Elliott has had horses reach the first three in five of the last six runnings of the race and came closest to landing the prize in 2012 when Cause Of Causes failed by a head to peg back Rebel Fitz. His Flaxen Flare finished second in 2013 and Bayan was runner-up in 2014, while Dirar finished third in 2010 and again in 2011.
Hidden Cyclone likely to oppose
Hidden Cyclone, fourth in the race a year ago, is more likely to have another shot at the Galway Hurdle than contest the Tote.com Galway Plate the previous day.
Trainer Shark Hanlon said: “He ran very well in the Hurdle last year and while I have to discuss things with the owners it’s looking as if we’ll give him another crack at the race. He’s on the same mark as last year and, while I might be wrong, it mightn’t be quite as strong a race this year.”
The winner of 14 races, Hidden Cyclone is 11 and while statistics are against him Hanlon believes there is plenty of life left in his stable star.
“There are not many 11-year-olds who have run only 34 times in their career,” he pointed out. “We were delighted with his recent Flat win at Killarney and he came out of the race very well.”

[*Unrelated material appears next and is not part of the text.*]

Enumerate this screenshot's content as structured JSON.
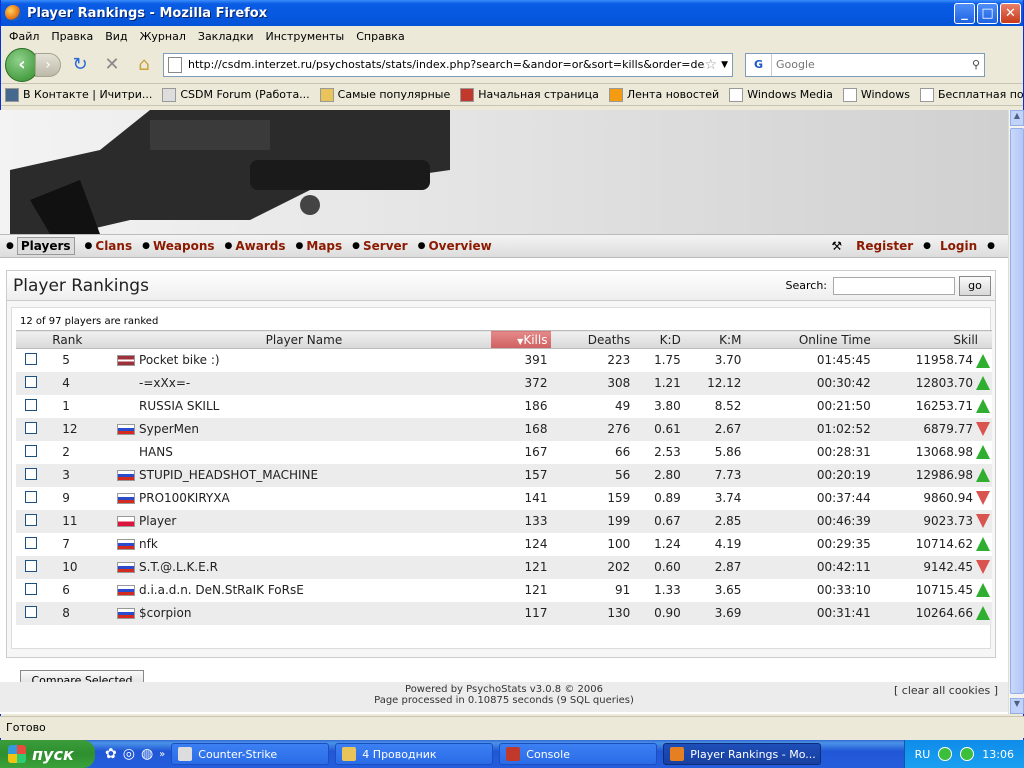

The ground at Galway, where the seven-day festival begins on Monday, was on Tuesday good on the jumps course and good, good to yielding in places, on the Flat track. The forecast for the rest of the week is for unsettled weather.